Select the lines below containing the word "用户驱动".

(Source records)

§

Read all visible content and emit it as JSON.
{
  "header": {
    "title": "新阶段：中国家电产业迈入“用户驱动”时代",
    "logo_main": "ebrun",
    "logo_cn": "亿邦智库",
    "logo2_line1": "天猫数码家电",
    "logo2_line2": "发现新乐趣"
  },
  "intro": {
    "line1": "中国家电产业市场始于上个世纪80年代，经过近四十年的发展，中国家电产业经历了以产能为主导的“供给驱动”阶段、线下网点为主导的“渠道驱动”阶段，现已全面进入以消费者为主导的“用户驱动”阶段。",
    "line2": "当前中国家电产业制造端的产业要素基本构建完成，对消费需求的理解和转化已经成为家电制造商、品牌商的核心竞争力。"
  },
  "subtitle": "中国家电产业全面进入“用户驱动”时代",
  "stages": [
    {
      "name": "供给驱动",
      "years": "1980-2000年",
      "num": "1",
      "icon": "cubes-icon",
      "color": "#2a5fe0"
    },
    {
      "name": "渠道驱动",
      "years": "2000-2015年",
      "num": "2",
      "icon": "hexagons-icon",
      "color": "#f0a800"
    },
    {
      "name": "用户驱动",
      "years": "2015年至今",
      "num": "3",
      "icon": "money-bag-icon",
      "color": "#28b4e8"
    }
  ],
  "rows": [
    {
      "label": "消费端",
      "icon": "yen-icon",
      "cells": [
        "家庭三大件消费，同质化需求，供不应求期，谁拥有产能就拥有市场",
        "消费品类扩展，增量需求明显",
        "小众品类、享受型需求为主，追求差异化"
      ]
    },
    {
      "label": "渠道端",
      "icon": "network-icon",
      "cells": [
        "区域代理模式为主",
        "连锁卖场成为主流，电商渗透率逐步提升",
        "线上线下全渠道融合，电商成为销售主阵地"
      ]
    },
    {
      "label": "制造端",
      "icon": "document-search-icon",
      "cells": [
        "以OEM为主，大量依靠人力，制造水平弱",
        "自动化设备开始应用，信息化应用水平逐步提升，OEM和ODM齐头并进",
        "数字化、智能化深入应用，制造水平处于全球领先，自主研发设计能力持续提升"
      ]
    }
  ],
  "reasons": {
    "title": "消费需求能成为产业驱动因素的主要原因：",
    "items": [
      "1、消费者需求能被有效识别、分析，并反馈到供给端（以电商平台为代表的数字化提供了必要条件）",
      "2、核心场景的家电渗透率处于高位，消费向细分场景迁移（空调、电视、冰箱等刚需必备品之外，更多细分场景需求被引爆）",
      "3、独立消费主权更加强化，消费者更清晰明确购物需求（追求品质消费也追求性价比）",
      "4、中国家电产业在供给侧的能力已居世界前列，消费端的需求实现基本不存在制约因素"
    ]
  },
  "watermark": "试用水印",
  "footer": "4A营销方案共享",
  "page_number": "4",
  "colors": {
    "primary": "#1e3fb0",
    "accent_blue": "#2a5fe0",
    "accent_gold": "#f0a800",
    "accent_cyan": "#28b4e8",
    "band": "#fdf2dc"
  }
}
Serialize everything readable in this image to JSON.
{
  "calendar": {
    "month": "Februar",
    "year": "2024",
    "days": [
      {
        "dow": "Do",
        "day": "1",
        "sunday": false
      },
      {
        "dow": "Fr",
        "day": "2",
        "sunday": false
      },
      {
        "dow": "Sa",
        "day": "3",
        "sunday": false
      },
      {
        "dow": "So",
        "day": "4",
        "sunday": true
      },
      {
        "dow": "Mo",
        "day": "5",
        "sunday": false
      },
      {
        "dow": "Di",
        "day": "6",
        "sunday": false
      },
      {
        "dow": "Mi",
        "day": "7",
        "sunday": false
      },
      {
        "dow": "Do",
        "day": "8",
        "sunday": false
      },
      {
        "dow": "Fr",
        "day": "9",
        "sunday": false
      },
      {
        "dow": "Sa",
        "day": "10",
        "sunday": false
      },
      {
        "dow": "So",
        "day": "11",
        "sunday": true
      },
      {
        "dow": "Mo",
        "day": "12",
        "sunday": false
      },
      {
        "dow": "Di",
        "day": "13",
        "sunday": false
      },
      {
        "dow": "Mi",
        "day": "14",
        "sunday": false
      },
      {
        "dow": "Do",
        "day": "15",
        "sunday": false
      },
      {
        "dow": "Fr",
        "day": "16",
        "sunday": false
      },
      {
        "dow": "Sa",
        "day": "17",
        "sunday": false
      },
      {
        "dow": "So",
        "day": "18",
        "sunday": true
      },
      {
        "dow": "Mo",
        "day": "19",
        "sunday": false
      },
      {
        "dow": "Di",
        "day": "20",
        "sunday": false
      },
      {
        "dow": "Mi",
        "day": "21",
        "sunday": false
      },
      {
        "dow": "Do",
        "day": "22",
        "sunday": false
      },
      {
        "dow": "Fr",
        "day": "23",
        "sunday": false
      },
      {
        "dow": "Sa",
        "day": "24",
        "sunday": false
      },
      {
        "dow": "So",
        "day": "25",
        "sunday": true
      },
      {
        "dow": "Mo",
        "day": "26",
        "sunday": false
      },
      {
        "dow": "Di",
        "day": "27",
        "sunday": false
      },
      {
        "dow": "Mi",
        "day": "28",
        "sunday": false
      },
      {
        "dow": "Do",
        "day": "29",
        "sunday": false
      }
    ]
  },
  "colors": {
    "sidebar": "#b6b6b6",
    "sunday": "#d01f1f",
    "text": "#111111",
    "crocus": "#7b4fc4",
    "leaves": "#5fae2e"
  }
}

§

* _Answer section_
    "title": "新阶段：中国家电产业迈入“用户驱动”时代",
    "line1": "中国家电产业市场始于上个世纪80年代，经过近四十年的发展，中国家电产业经历了以产能为主导的“供给驱动”阶段、线下网点为主导的“渠道驱动”阶段，现已全面进入以消费者为主导的“用户驱动”阶段。",
  "subtitle": "中国家电产业全面进入“用户驱动”时代",
      "name": "用户驱动",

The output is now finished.